Do not forget that there are already countless apps and websites providing statistics and info to gain an edge in our games.
Opendota and Dotabuff are the most famous and used websites, and the latter has also a plus option to access even more data. They offer statistics on heroes and items utilized in different MMR brackets and lanes, plus very detailed post-game analysis.
There are several apps available on Android and iOS as well with quality of life improvements, item build suggestions, and counter-picking tools.
If used together, they probably give even more info than the system introduced by Valve, and for free. But, using them requires extra time and efforts: you have to input the data manually on Dotapicker, while Dota Plus provides info in real-time.
Finally, if you use any of these tools, you must be aware that almost all of them rely on the Dota 2 API, and that Valve has all the rights to deny access to it or obscure some information.
Unfair advantage dilemma
In the end, I believe that Dota Plus offers just a little advantage, and veteran players using external tools already enjoyed these benefits in the past years.
But, for some players, the real usefulness of Dota Plus doesn’t matter: they are just against the unfair advantage behind a paywall!
There are two possible solutions to this argument:
Activating the in-game Plus Assistant only in unraked matches.
Remove the real-time portion of the Assistant, giving info and data only at the end of the match.
While these suggestions are both valid, we must still ask how many players will be willing to pay for something they can’t efficiently exploit to boost their MMR. Post-game analytics are great, but there are already external solutions for those, while no one else can give us a personal real-time A.I. based on official data from Valve.
Header and all images: Valve
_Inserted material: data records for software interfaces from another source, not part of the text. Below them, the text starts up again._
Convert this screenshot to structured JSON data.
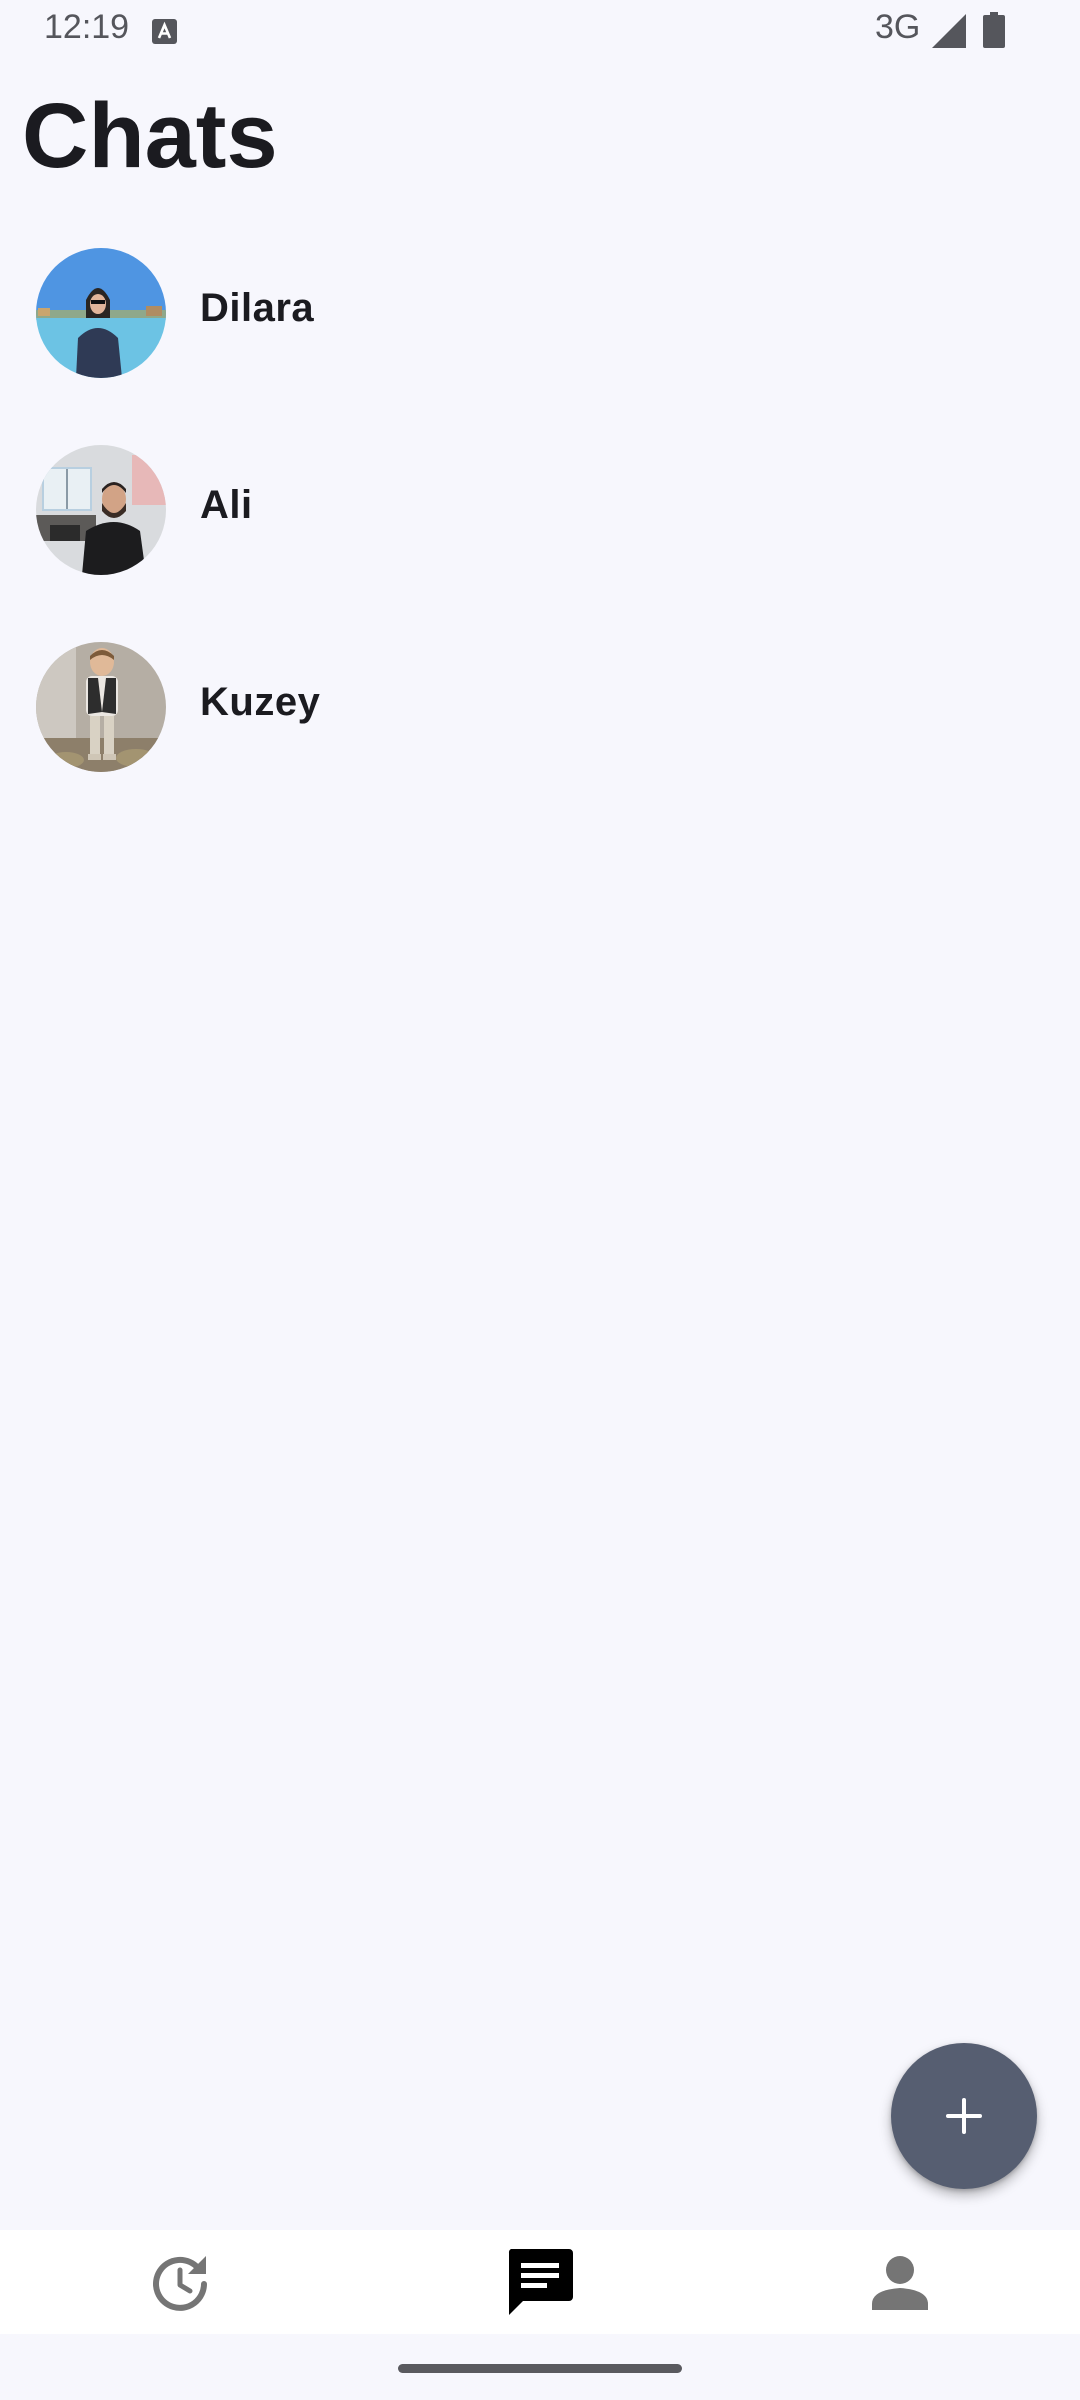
{
  "status_bar": {
    "time": "12:19",
    "network": "3G",
    "icons": [
      "keyboard-a-icon",
      "signal-icon",
      "battery-icon"
    ]
  },
  "header": {
    "title": "Chats"
  },
  "chats": [
    {
      "name": "Dilara",
      "avatar": "photo-avatar"
    },
    {
      "name": "Ali",
      "avatar": "photo-avatar"
    },
    {
      "name": "Kuzey",
      "avatar": "photo-avatar"
    }
  ],
  "fab": {
    "icon": "plus-icon",
    "color": "#565e71"
  },
  "bottom_nav": {
    "items": [
      {
        "icon": "history-icon",
        "selected": false
      },
      {
        "icon": "chat-icon",
        "selected": true
      },
      {
        "icon": "person-icon",
        "selected": false
      }
    ]
  },
  "colors": {
    "background": "#f7f7fd",
    "text": "#1b1b20",
    "nav_background": "#ffffff",
    "icon_inactive": "#757575"
  }
}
Vincenzo is an esports writer with five years of experience. Former head editor for Natus Vincere, he has produced content for DreamHack, FACEIT, DOTAFire, 2P, and more. Follow him on @SkulzDota.